Top of Records to process

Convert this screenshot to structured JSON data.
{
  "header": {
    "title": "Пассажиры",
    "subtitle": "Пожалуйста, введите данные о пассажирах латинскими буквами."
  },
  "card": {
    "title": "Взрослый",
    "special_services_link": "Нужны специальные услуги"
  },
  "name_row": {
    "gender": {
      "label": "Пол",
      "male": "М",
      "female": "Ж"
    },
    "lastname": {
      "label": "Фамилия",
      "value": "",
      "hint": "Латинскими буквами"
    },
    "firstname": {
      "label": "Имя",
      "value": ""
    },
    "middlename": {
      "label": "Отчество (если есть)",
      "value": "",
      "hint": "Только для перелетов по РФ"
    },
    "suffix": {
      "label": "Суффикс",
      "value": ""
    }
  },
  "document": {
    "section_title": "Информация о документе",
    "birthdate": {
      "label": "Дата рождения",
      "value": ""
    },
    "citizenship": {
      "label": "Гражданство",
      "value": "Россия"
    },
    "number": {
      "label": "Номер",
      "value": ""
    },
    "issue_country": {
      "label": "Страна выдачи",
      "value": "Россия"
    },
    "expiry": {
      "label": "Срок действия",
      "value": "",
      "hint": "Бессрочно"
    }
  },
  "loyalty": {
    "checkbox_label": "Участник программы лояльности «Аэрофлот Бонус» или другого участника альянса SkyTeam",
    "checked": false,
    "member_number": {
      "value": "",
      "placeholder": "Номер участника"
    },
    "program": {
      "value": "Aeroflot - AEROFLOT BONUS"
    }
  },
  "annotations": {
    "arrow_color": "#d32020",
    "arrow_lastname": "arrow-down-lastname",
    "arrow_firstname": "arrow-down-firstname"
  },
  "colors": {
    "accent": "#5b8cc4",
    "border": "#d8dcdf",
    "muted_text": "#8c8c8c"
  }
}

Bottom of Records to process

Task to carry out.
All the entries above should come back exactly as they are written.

Solution.
Convert this screenshot to structured JSON data.
{
  "header": {
    "title": "Пассажиры",
    "subtitle": "Пожалуйста, введите данные о пассажирах латинскими буквами."
  },
  "card": {
    "title": "Взрослый",
    "special_services_link": "Нужны специальные услуги"
  },
  "name_row": {
    "gender": {
      "label": "Пол",
      "male": "М",
      "female": "Ж"
    },
    "lastname": {
      "label": "Фамилия",
      "value": "",
      "hint": "Латинскими буквами"
    },
    "firstname": {
      "label": "Имя",
      "value": ""
    },
    "middlename": {
      "label": "Отчество (если есть)",
      "value": "",
      "hint": "Только для перелетов по РФ"
    },
    "suffix": {
      "label": "Суффикс",
      "value": ""
    }
  },
  "document": {
    "section_title": "Информация о документе",
    "birthdate": {
      "label": "Дата рождения",
      "value": ""
    },
    "citizenship": {
      "label": "Гражданство",
      "value": "Россия"
    },
    "number": {
      "label": "Номер",
      "value": ""
    },
    "issue_country": {
      "label": "Страна выдачи",
      "value": "Россия"
    },
    "expiry": {
      "label": "Срок действия",
      "value": "",
      "hint": "Бессрочно"
    }
  },
  "loyalty": {
    "checkbox_label": "Участник программы лояльности «Аэрофлот Бонус» или другого участника альянса SkyTeam",
    "checked": false,
    "member_number": {
      "value": "",
      "placeholder": "Номер участника"
    },
    "program": {
      "value": "Aeroflot - AEROFLOT BONUS"
    }
  },
  "annotations": {
    "arrow_color": "#d32020",
    "arrow_lastname": "arrow-down-lastname",
    "arrow_firstname": "arrow-down-firstname"
  },
  "colors": {
    "accent": "#5b8cc4",
    "border": "#d8dcdf",
    "muted_text": "#8c8c8c"
  }
}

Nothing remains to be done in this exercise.